• Exercise objective:
Set down every line of the data exactly, skipping the pictures.

Component data from apps and pages
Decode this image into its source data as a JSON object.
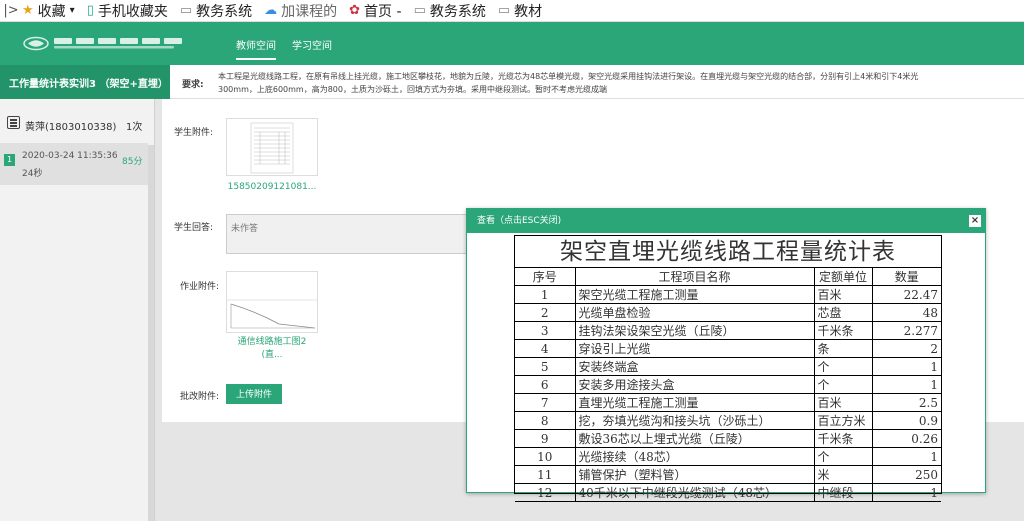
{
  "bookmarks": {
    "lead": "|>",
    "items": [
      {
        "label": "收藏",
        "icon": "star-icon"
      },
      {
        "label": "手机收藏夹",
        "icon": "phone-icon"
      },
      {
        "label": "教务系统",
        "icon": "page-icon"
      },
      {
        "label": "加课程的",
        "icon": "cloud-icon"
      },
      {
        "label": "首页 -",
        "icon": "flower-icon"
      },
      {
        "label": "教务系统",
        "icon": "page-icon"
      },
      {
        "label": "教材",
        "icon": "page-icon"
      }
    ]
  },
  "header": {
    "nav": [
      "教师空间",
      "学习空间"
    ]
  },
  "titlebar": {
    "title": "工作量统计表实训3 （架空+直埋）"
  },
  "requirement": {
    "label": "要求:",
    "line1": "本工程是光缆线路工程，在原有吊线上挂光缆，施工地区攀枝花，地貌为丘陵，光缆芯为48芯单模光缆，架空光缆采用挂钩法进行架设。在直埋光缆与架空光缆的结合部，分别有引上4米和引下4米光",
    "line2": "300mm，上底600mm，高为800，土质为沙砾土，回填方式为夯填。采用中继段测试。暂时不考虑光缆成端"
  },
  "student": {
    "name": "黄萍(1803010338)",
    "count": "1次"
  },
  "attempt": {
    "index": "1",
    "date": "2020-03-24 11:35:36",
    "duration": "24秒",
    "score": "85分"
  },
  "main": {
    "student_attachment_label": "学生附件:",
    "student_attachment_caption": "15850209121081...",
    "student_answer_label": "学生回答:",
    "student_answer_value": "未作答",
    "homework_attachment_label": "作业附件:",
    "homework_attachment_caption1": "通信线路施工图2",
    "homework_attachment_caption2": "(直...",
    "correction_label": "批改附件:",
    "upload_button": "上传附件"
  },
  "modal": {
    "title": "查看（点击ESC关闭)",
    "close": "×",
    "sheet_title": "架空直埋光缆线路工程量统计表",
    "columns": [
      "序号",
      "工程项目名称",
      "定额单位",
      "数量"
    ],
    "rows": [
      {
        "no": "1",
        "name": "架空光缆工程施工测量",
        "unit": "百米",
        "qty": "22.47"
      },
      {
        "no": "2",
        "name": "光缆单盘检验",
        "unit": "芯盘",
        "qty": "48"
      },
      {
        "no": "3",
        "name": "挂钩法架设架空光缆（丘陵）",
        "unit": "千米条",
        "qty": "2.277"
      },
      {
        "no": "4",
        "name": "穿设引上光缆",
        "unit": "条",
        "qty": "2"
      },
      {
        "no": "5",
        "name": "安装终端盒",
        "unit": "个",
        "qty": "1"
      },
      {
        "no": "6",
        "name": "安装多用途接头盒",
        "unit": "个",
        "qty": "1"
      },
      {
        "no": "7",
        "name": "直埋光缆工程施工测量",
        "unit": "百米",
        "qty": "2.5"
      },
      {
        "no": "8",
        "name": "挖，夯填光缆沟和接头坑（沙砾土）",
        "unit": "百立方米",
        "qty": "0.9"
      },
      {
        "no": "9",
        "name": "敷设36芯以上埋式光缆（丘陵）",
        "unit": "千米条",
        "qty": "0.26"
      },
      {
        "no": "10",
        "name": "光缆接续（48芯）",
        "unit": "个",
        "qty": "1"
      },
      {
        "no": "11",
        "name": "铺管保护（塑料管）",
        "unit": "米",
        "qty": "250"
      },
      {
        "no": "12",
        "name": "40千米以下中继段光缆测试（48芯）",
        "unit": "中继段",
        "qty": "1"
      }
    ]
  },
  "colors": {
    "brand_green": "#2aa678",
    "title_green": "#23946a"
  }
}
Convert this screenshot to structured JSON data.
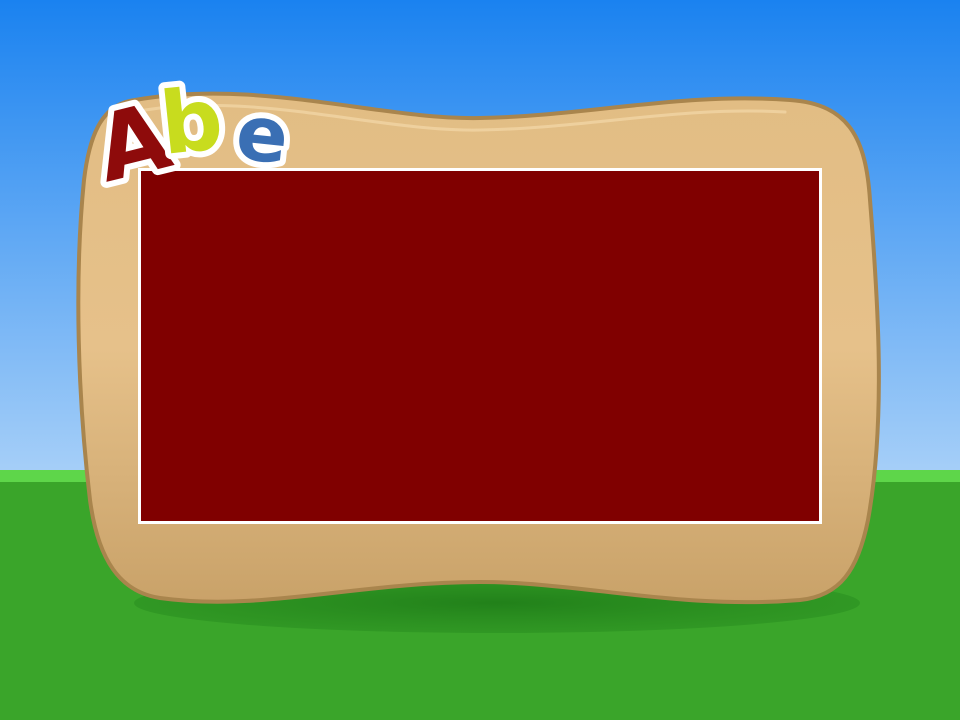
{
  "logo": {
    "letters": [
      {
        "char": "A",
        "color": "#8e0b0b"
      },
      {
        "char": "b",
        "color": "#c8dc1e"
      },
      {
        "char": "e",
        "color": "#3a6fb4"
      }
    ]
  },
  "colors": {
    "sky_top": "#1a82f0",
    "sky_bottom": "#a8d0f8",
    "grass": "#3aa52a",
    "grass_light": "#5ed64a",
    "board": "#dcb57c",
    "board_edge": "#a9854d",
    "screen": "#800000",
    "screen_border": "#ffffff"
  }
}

• Solved exercise:
Decode this image into its source data as a JSON object.
{
  "bookmarks": {
    "lead": "|>",
    "items": [
      {
        "label": "收藏",
        "icon": "star-icon"
      },
      {
        "label": "手机收藏夹",
        "icon": "phone-icon"
      },
      {
        "label": "教务系统",
        "icon": "page-icon"
      },
      {
        "label": "加课程的",
        "icon": "cloud-icon"
      },
      {
        "label": "首页 -",
        "icon": "flower-icon"
      },
      {
        "label": "教务系统",
        "icon": "page-icon"
      },
      {
        "label": "教材",
        "icon": "page-icon"
      }
    ]
  },
  "header": {
    "nav": [
      "教师空间",
      "学习空间"
    ]
  },
  "titlebar": {
    "title": "工作量统计表实训3 （架空+直埋）"
  },
  "requirement": {
    "label": "要求:",
    "line1": "本工程是光缆线路工程，在原有吊线上挂光缆，施工地区攀枝花，地貌为丘陵，光缆芯为48芯单模光缆，架空光缆采用挂钩法进行架设。在直埋光缆与架空光缆的结合部，分别有引上4米和引下4米光",
    "line2": "300mm，上底600mm，高为800，土质为沙砾土，回填方式为夯填。采用中继段测试。暂时不考虑光缆成端"
  },
  "student": {
    "name": "黄萍(1803010338)",
    "count": "1次"
  },
  "attempt": {
    "index": "1",
    "date": "2020-03-24 11:35:36",
    "duration": "24秒",
    "score": "85分"
  },
  "main": {
    "student_attachment_label": "学生附件:",
    "student_attachment_caption": "15850209121081...",
    "student_answer_label": "学生回答:",
    "student_answer_value": "未作答",
    "homework_attachment_label": "作业附件:",
    "homework_attachment_caption1": "通信线路施工图2",
    "homework_attachment_caption2": "(直...",
    "correction_label": "批改附件:",
    "upload_button": "上传附件"
  },
  "modal": {
    "title": "查看（点击ESC关闭)",
    "close": "×",
    "sheet_title": "架空直埋光缆线路工程量统计表",
    "columns": [
      "序号",
      "工程项目名称",
      "定额单位",
      "数量"
    ],
    "rows": [
      {
        "no": "1",
        "name": "架空光缆工程施工测量",
        "unit": "百米",
        "qty": "22.47"
      },
      {
        "no": "2",
        "name": "光缆单盘检验",
        "unit": "芯盘",
        "qty": "48"
      },
      {
        "no": "3",
        "name": "挂钩法架设架空光缆（丘陵）",
        "unit": "千米条",
        "qty": "2.277"
      },
      {
        "no": "4",
        "name": "穿设引上光缆",
        "unit": "条",
        "qty": "2"
      },
      {
        "no": "5",
        "name": "安装终端盒",
        "unit": "个",
        "qty": "1"
      },
      {
        "no": "6",
        "name": "安装多用途接头盒",
        "unit": "个",
        "qty": "1"
      },
      {
        "no": "7",
        "name": "直埋光缆工程施工测量",
        "unit": "百米",
        "qty": "2.5"
      },
      {
        "no": "8",
        "name": "挖，夯填光缆沟和接头坑（沙砾土）",
        "unit": "百立方米",
        "qty": "0.9"
      },
      {
        "no": "9",
        "name": "敷设36芯以上埋式光缆（丘陵）",
        "unit": "千米条",
        "qty": "0.26"
      },
      {
        "no": "10",
        "name": "光缆接续（48芯）",
        "unit": "个",
        "qty": "1"
      },
      {
        "no": "11",
        "name": "铺管保护（塑料管）",
        "unit": "米",
        "qty": "250"
      },
      {
        "no": "12",
        "name": "40千米以下中继段光缆测试（48芯）",
        "unit": "中继段",
        "qty": "1"
      }
    ]
  },
  "colors": {
    "brand_green": "#2aa678",
    "title_green": "#23946a"
  }
}
Convert this screenshot to structured JSON data.
{
  "logo": {
    "letters": [
      {
        "char": "A",
        "color": "#8e0b0b"
      },
      {
        "char": "b",
        "color": "#c8dc1e"
      },
      {
        "char": "e",
        "color": "#3a6fb4"
      }
    ]
  },
  "colors": {
    "sky_top": "#1a82f0",
    "sky_bottom": "#a8d0f8",
    "grass": "#3aa52a",
    "grass_light": "#5ed64a",
    "board": "#dcb57c",
    "board_edge": "#a9854d",
    "screen": "#800000",
    "screen_border": "#ffffff"
  }
}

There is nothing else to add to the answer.